Set down each of the records below exactly as it reads. No pictures go into the copy.

* MATERIAL SUPPLIED
▬▬▬▬▬▬▬▬▬▬
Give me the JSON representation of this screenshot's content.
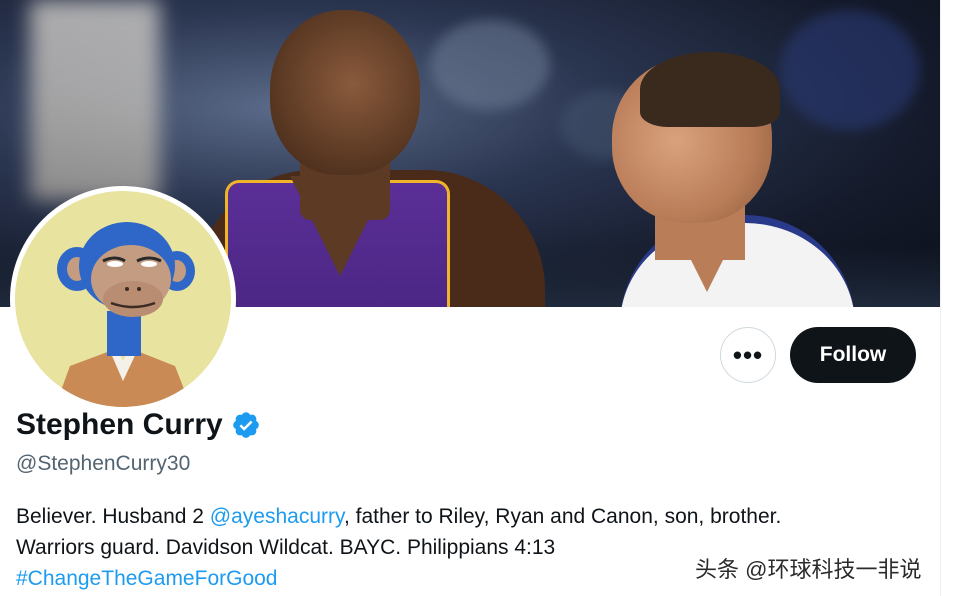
{
  "profile": {
    "display_name": "Stephen Curry",
    "handle": "@StephenCurry30",
    "verified": true,
    "verified_icon": "verified-badge-icon",
    "accent_color": "#1d9bf0",
    "bio": {
      "line1_text_a": "Believer. Husband 2 ",
      "line1_mention": "@ayeshacurry",
      "line1_text_b": ", father to Riley, Ryan and Canon, son, brother.",
      "line2": "Warriors guard. Davidson Wildcat. BAYC. Philippians 4:13",
      "hashtag": "#ChangeTheGameForGood"
    }
  },
  "actions": {
    "more_label": "•••",
    "follow_label": "Follow"
  },
  "watermark": "头条 @环球科技一非说"
}
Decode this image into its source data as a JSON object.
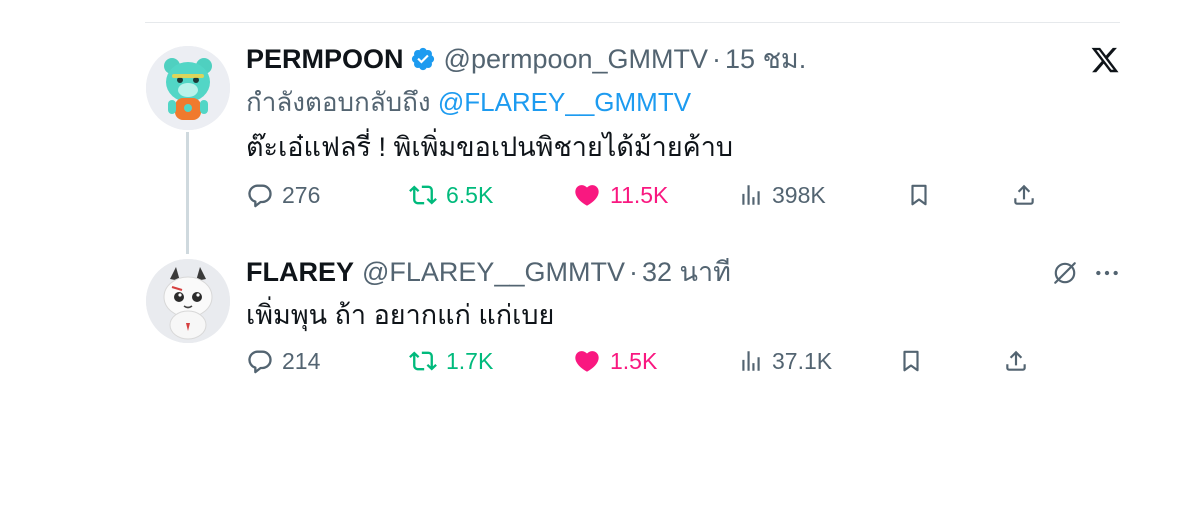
{
  "colors": {
    "text": "#0f1419",
    "secondary": "#536471",
    "link": "#1d9bf0",
    "retweet": "#00ba7c",
    "like": "#f91880"
  },
  "tweet1": {
    "display_name": "PERMPOON",
    "handle": "@permpoon_GMMTV",
    "separator": "·",
    "time": "15 ชม.",
    "reply_prefix": "กำลังตอบกลับถึง",
    "reply_handle": "@FLAREY__GMMTV",
    "text": "ต๊ะเอ๋แฟลรี่ ! พิเพิ่มขอเปนพิชายได้ม้ายค้าบ",
    "replies": "276",
    "retweets": "6.5K",
    "likes": "11.5K",
    "views": "398K"
  },
  "tweet2": {
    "display_name": "FLAREY",
    "handle": "@FLAREY__GMMTV",
    "separator": "·",
    "time": "32 นาที",
    "text": "เพิ่มพุน ถ้า อยากแก่ แก่เบย",
    "replies": "214",
    "retweets": "1.7K",
    "likes": "1.5K",
    "views": "37.1K"
  }
}
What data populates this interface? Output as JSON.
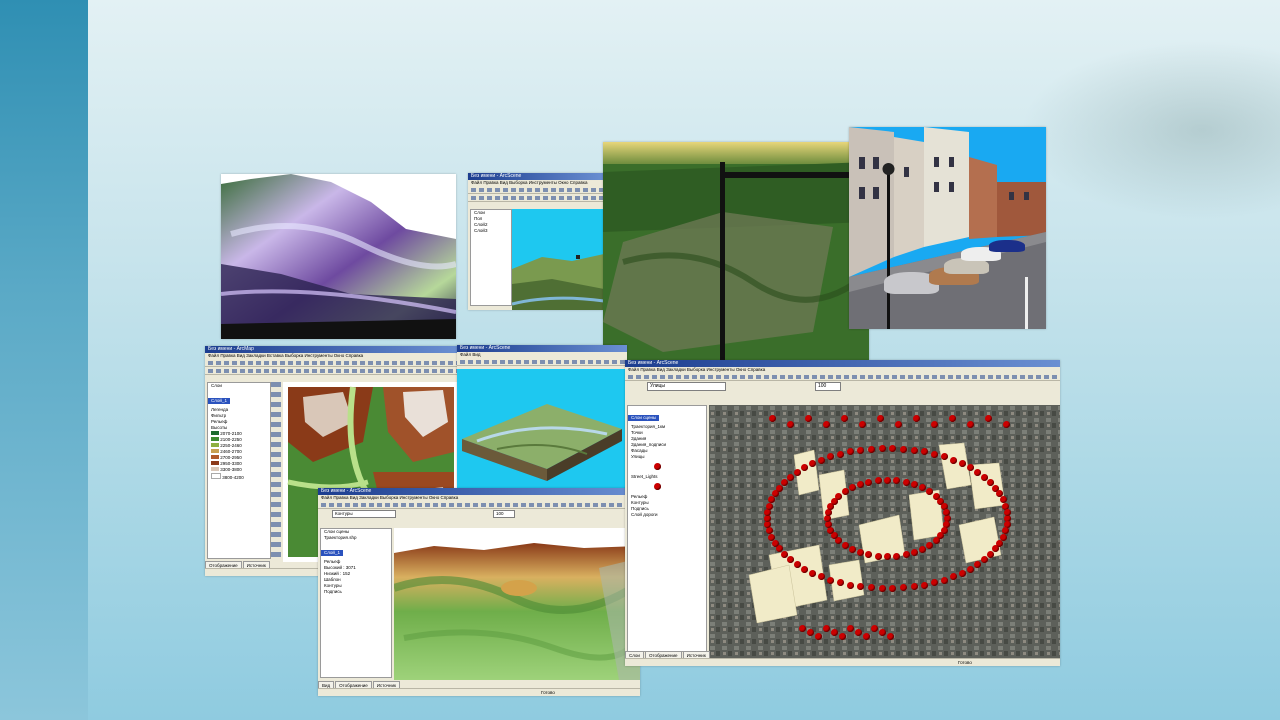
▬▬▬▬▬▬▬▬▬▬
* SOLUTION TO THE EXERCISE
Give me the JSON representation of this screenshot's content.
{
  "profile": {
    "display_name": "Stephen Curry",
    "handle": "@StephenCurry30",
    "verified": true,
    "verified_icon": "verified-badge-icon",
    "accent_color": "#1d9bf0",
    "bio": {
      "line1_text_a": "Believer. Husband 2 ",
      "line1_mention": "@ayeshacurry",
      "line1_text_b": ", father to Riley, Ryan and Canon, son, brother.",
      "line2": "Warriors guard. Davidson Wildcat. BAYC. Philippians 4:13",
      "hashtag": "#ChangeTheGameForGood"
    }
  },
  "actions": {
    "more_label": "•••",
    "follow_label": "Follow"
  },
  "watermark": "头条 @环球科技一非说"
}
Decode this image into its source data as a JSON object.
{
  "colors": {
    "text": "#0f1419",
    "secondary": "#536471",
    "link": "#1d9bf0",
    "retweet": "#00ba7c",
    "like": "#f91880"
  },
  "tweet1": {
    "display_name": "PERMPOON",
    "handle": "@permpoon_GMMTV",
    "separator": "·",
    "time": "15 ชม.",
    "reply_prefix": "กำลังตอบกลับถึง",
    "reply_handle": "@FLAREY__GMMTV",
    "text": "ต๊ะเอ๋แฟลรี่ ! พิเพิ่มขอเปนพิชายได้ม้ายค้าบ",
    "replies": "276",
    "retweets": "6.5K",
    "likes": "11.5K",
    "views": "398K"
  },
  "tweet2": {
    "display_name": "FLAREY",
    "handle": "@FLAREY__GMMTV",
    "separator": "·",
    "time": "32 นาที",
    "text": "เพิ่มพุน ถ้า อยากแก่ แก่เบย",
    "replies": "214",
    "retweets": "1.7K",
    "likes": "1.5K",
    "views": "37.1K"
  }
}
What data populates this interface? Output as JSON.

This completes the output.